Hallelujah Chorus from Messiah.
This 2004 New Year's Eve concert featured Sir Simon Rattle, soloists, choruses and the Berlin Philharmonic in Orff's Carmina Burana. The program began with Beethoven's Leonore Overture No. 3, and ended with Eugene Goossens' arrangement (for Sir Thomas Beecham) of the Hallelujah Chorus from Handel's Messiah. As Sir Simon said to the audience after the Orff, "what can you do as an encore after Carmina?" He then went on to say we have all these singers on stage, and the ideal work would be the 'over the top' arrangement of Hallelujah Chorus. And the audience loved it, with its huge chorus and added percussion and cymbals. Carmina Burana is given a dynamic performance indeed, and the soloists are just fine. As so often happens nowadays, the camera gets too close too often—at one point, during Dulcissime, we have two different views of Sally Matthews' teeth. Audio is adequate, but rather bass-shy. You might investigate Beecham's 1959 recording of Messiah, available now at super-budget price. There's no other performance like it.
Admirers of Renée Fleming might enjoy this compilation of concert performances from three Russian venues. Called A Musical Odyssey in St. Petersburg, it was filmed in White Columns Hall of Yusupov Palace, the Baroque Theatre of the palace, and the Gold Ballroom of Peterhof Palace.
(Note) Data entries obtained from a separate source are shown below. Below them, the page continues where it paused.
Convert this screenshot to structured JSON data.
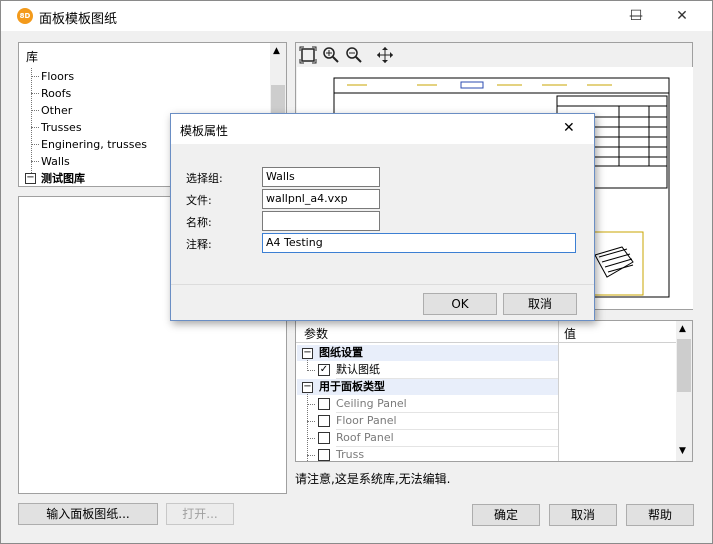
{
  "window": {
    "title": "面板模板图纸",
    "icon_text": "8D",
    "minimize": "—",
    "maximize": "☐",
    "close": "✕"
  },
  "library": {
    "root": "库",
    "items": [
      "Floors",
      "Roofs",
      "Other",
      "Trusses",
      "Enginering, trusses",
      "Walls"
    ],
    "test_lib": "测试图库",
    "collapse_glyph": "−"
  },
  "preview_toolbar": {
    "fit": "fit-icon",
    "zoom_in": "zoom-in-icon",
    "zoom_out": "zoom-out-icon",
    "pan": "pan-icon"
  },
  "dialog": {
    "title": "模板属性",
    "close": "✕",
    "labels": {
      "group": "选择组:",
      "file": "文件:",
      "name": "名称:",
      "note": "注释:"
    },
    "values": {
      "group": "Walls",
      "file": "wallpnl_a4.vxp",
      "name": "",
      "note": "A4 Testing"
    },
    "ok": "OK",
    "cancel": "取消"
  },
  "params": {
    "col_param": "参数",
    "col_value": "值",
    "rows": [
      {
        "label": "图纸设置",
        "type": "group"
      },
      {
        "label": "默认图纸",
        "type": "check",
        "checked": true
      },
      {
        "label": "用于面板类型",
        "type": "group"
      },
      {
        "label": "Ceiling Panel",
        "type": "check",
        "checked": false
      },
      {
        "label": "Floor Panel",
        "type": "check",
        "checked": false
      },
      {
        "label": "Roof Panel",
        "type": "check",
        "checked": false
      },
      {
        "label": "Truss",
        "type": "check",
        "checked": false
      }
    ]
  },
  "notice": "请注意,这是系统库,无法编辑.",
  "buttons": {
    "import": "输入面板图纸...",
    "open": "打开...",
    "confirm": "确定",
    "cancel": "取消",
    "help": "帮助"
  }
}
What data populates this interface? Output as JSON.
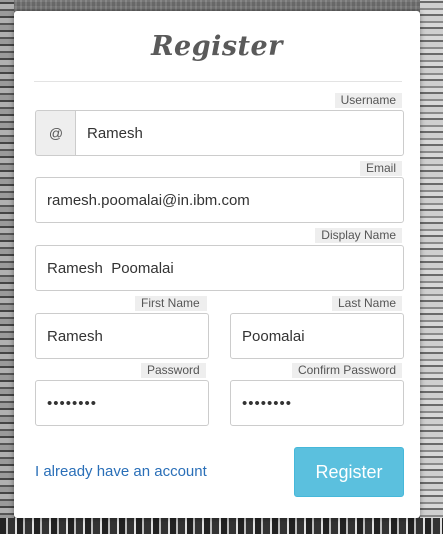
{
  "form": {
    "title": "Register",
    "username": {
      "label": "Username",
      "addon": "@",
      "value": "Ramesh"
    },
    "email": {
      "label": "Email",
      "value": "ramesh.poomalai@in.ibm.com"
    },
    "display_name": {
      "label": "Display Name",
      "value": "Ramesh  Poomalai"
    },
    "first_name": {
      "label": "First Name",
      "value": "Ramesh"
    },
    "last_name": {
      "label": "Last Name",
      "value": "Poomalai"
    },
    "password": {
      "label": "Password",
      "value": "••••••••"
    },
    "confirm_password": {
      "label": "Confirm Password",
      "value": "••••••••"
    },
    "login_link": "I already have an account",
    "submit_label": "Register"
  },
  "colors": {
    "accent": "#5bc0de",
    "link": "#2a6fb8"
  }
}
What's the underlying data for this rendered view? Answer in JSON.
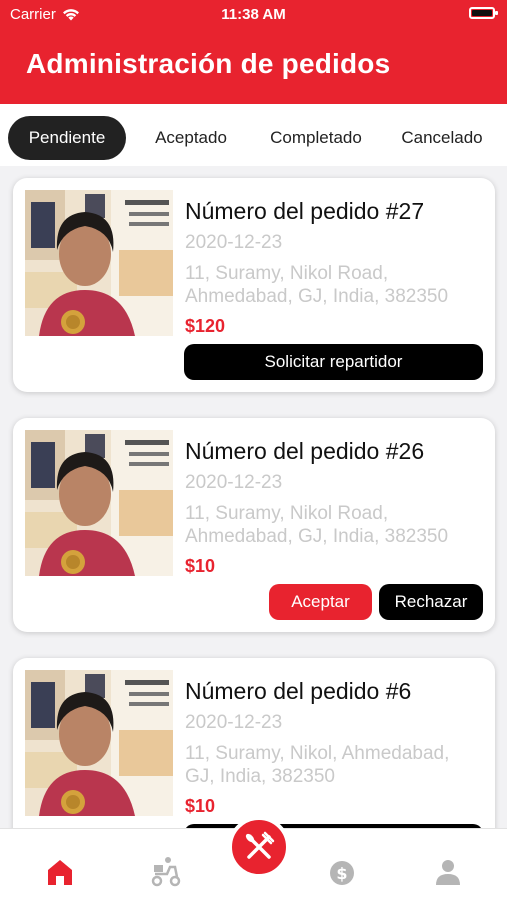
{
  "status_bar": {
    "carrier": "Carrier",
    "time": "11:38 AM"
  },
  "header": {
    "title": "Administración de pedidos"
  },
  "tabs": [
    {
      "label": "Pendiente",
      "active": true
    },
    {
      "label": "Aceptado",
      "active": false
    },
    {
      "label": "Completado",
      "active": false
    },
    {
      "label": "Cancelado",
      "active": false
    }
  ],
  "orders": [
    {
      "title": "Número del pedido #27",
      "date": "2020-12-23",
      "address": "11, Suramy, Nikol Road, Ahmedabad, GJ, India, 382350",
      "price": "$120",
      "buttons": [
        {
          "label": "Solicitar repartidor",
          "style": "black"
        }
      ]
    },
    {
      "title": "Número del pedido #26",
      "date": "2020-12-23",
      "address": "11, Suramy, Nikol Road, Ahmedabad, GJ, India, 382350",
      "price": "$10",
      "buttons": [
        {
          "label": "Aceptar",
          "style": "red"
        },
        {
          "label": "Rechazar",
          "style": "black"
        }
      ]
    },
    {
      "title": "Número del pedido #6",
      "date": "2020-12-23",
      "address": "11, Suramy, Nikol, Ahmedabad, GJ, India, 382350",
      "price": "$10",
      "buttons": []
    }
  ],
  "bottom_nav": [
    {
      "icon": "home-icon",
      "active": true
    },
    {
      "icon": "delivery-scooter-icon",
      "active": false
    },
    {
      "icon": "fork-knife-icon",
      "active": false
    },
    {
      "icon": "dollar-coin-icon",
      "active": false
    },
    {
      "icon": "user-icon",
      "active": false
    }
  ],
  "colors": {
    "accent": "#e8232f",
    "dark": "#000000",
    "muted_text": "#c9c9c9",
    "inactive_icon": "#b5b5b5"
  }
}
The State Hermitage Orchestra is directed by Constantin Orbelian ; Ivari Ilja and Olga Kern are pianists for non-operatic works. Interspersed with the performances we have three brief travelogues of historic sites in St. Petersburg. Fleming is in top form, Hvorostovsky's voice is not as sterling as his reputation. Video and audio are excellent, but this does seem to be a bit of a hodgepodge.
Gounod's Faust has survived for decades since its premiere in 1859 which was a failure. When revived a few years later, Faust soon became immensely popular and became a staple of virtually every opera company. In 1883 it opened the Metropolitan Opera House and well over 700 performances have been given there since. Faust also doubtless will survive this latest David McVicar production filmed June 19, 2004 at the Royal Opera House that updates the scenario by a century, turns Marguerite into a barmaid, Méphistophéles into a drag queen, and Faust into a junkie (he is shooting up while the devil is singing his serenade). Singing is of an unusually high level, particularly Roberto Alagna and Bryn Terfel ,and we do have the luxury of Simon Keenlyside as Valentin. Conductor Pappano keeps things moving nicely. But Faust deserves a better production than this. Video and audio are excellent. It's interesting to note that during the curtain calls, Alagna kisses Gheorghiu's hand; obviously this was prior to their acrimonious divorce.
R.E.B. (December 2010)